Several people still used listers so we hauled a very large amount of the 802 units home for several years. We sold lots of disks so we spent quite a bit of time at Plow-Planter. There were a few times when we would split a load between them and Harvester, which was only about a five mile drive across town. With tractors and combines being wide loads and hauled daylight hours only, it was a pleasant change to haul normal loads. It was also another very good place to load.

The plant in Ankeny, Iowa, which is just north of Des Moines, was a go over, load and home in the same day, which was a pleasant trip. We never sold any cotton pickers but we did sell a few drills, lots of tillage and cultivating equipment so we were there fairly frequently also. In the early years, we sold a lot of go-digs, which were still being used here; for those of you who don’t know what I am talking about, they are cultivating equipment.

We were not too big in haying equipment, but there were several trips to Ottumwa, Iowa also. It was another short trip, which we could tie in with returning pallets to the branch in Kansas City or after dropping off a load of used garden tractors at Dan’s Bike & Mowers in Topeka, Kansas.

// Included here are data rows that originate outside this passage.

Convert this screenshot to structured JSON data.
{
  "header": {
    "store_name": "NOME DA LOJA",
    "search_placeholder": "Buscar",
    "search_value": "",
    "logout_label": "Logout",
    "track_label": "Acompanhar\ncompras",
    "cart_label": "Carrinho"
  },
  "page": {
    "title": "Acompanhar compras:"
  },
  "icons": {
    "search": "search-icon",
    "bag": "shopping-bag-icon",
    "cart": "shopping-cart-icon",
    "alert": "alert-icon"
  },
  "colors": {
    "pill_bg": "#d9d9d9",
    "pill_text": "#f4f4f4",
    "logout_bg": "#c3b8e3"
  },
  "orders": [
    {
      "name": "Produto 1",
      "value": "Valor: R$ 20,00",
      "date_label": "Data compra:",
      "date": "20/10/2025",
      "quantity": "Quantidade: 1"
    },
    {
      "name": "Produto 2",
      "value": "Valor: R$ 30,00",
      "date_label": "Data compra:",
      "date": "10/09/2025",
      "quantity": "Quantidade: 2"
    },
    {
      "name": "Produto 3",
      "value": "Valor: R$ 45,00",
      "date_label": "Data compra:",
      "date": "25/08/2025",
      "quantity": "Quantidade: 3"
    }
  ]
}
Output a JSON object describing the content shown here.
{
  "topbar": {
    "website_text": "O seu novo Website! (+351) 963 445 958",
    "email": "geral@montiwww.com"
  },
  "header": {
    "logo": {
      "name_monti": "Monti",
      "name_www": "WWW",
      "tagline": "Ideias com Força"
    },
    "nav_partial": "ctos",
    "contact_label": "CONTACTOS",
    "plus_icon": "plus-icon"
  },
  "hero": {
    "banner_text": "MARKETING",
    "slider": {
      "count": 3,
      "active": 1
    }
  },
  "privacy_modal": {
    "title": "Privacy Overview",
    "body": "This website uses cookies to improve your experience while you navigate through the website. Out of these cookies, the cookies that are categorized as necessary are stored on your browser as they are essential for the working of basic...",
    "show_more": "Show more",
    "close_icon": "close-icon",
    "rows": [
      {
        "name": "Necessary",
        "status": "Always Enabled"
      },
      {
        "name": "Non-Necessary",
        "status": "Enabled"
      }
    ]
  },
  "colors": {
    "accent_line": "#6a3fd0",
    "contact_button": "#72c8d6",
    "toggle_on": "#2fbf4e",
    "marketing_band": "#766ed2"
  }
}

The forage equipment was there also and it was interesting when loading there to see all the other equipment we didn’t sell much of. I remember being impressed with self-propelled hay cubers, which was a very interesting machine although it wasn’t around too long.

The pictures and stories which Rod and Chester put into their book brought a lot of pleasant memories and were very representative of the factories.

For me, the factory in Horicon, Wisconsin was probably my favorite trip. Being very big in consumer product sales, we were privileged to go there a time or two each year for a truckload.

I’m running out of space way before the story is done (one of my worst habits) so I’ll close for now.

I’m probably a little more pumped up on John Deere than usual because of three days at the Classic Green Reunion in Grand Island very recently. Being in the midst of nearly 600 JD tractors, much more interesting equipment and more so in the company of many great people was a real pleasure. I feel like I spent three days in “John Deere heaven”!